Spokane’s Mandy Manning named National Teacher of the Year
When you speak with Spokane teacher Mandy Manning, her enthusiasm is contagious, and one really does get the sense that she finds teaching to be its own reward. But the awards are official too, as she’s been named the 2018 National Teacher of the Year for her work at Ferris High School.
“Every family has value, because every parent loves their kids, so there’s going to be something beautiful in every family,” Manning told Morning News with Dave Ross last September, shortly after being named Washington’s Teacher of the Year. “I think it’s my responsibility as the classroom teacher to find the beauty in every single family.”
She’s far more than a teacher with a cool name. An educator for 17 years, Manning has taught English and math at the Ferris Newcomer Center since 2011, where immigrant and refugee students often enter their first American classroom. Her students come from all over the world, and there are usually 12 to 14 different languages in class at a time. Despite the challenges, her impact reverberates throughout the students’ lives.
“I think when I came to her class I only knew how to say, ‘Hi,'” one student told CBS This Morning. “I always wanted to be a doctor,” said another, “and she inspired me. She convinced me to do it.”
Though she has almost as many awards as students, Manning never imagined becoming a teacher. Her journey toward it began in Armenia as a Peace Corps volunteer. Over the years she went to Texas, New York, and Japan.

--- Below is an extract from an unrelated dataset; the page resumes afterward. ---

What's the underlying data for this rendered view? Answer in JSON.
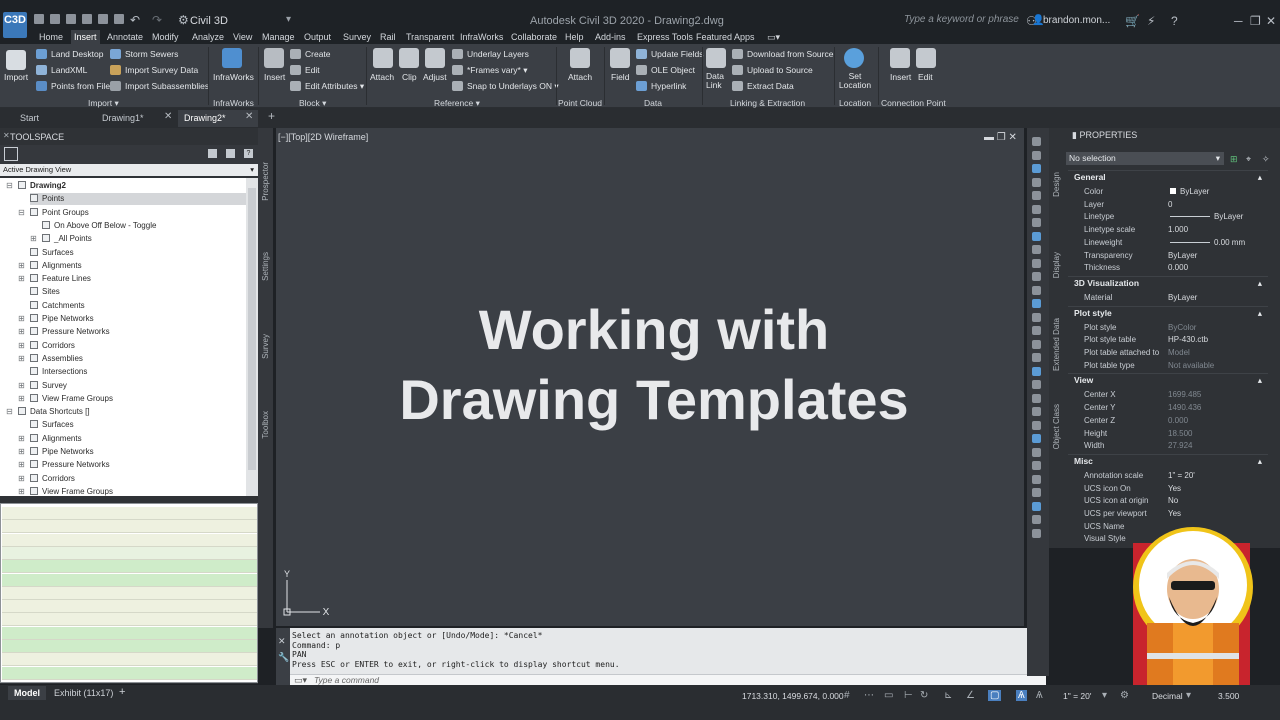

She moved to Spokane’s Newcomer Center in 2011.
Teacher of the year Mandy Manning
For Manning, developing a relationship with parents and understanding where her students are coming from is essential.
“Even as teachers we get nervous to talk to parents, because we’re unsure of what that relationship is going to look like,” she said. “Then we do it and it’s this magical moment where we realize that we’re in it together.”
In addition to helping immigrants and refugees adapt to the American education system, Manning took a lead role in improving her school’s discipline plan. Since its activation, tardiness, unexcused absences, and suspensions were significantly reduced. Her discipline models are currently in use by other schools across the district.
As National Teacher of the Year, Manning will serve as an advocate for more than three million teachers and 50 million public school students, going to over 150 speaking events in the U.S. and internationally. It will enable her to spread her ongoing message for students of kindness and fearlessness.
“It took me years to get to this approach,” Manning said. “You love your child because they are a part of you, and I love your child because, just like you, I want the very, very best for them.”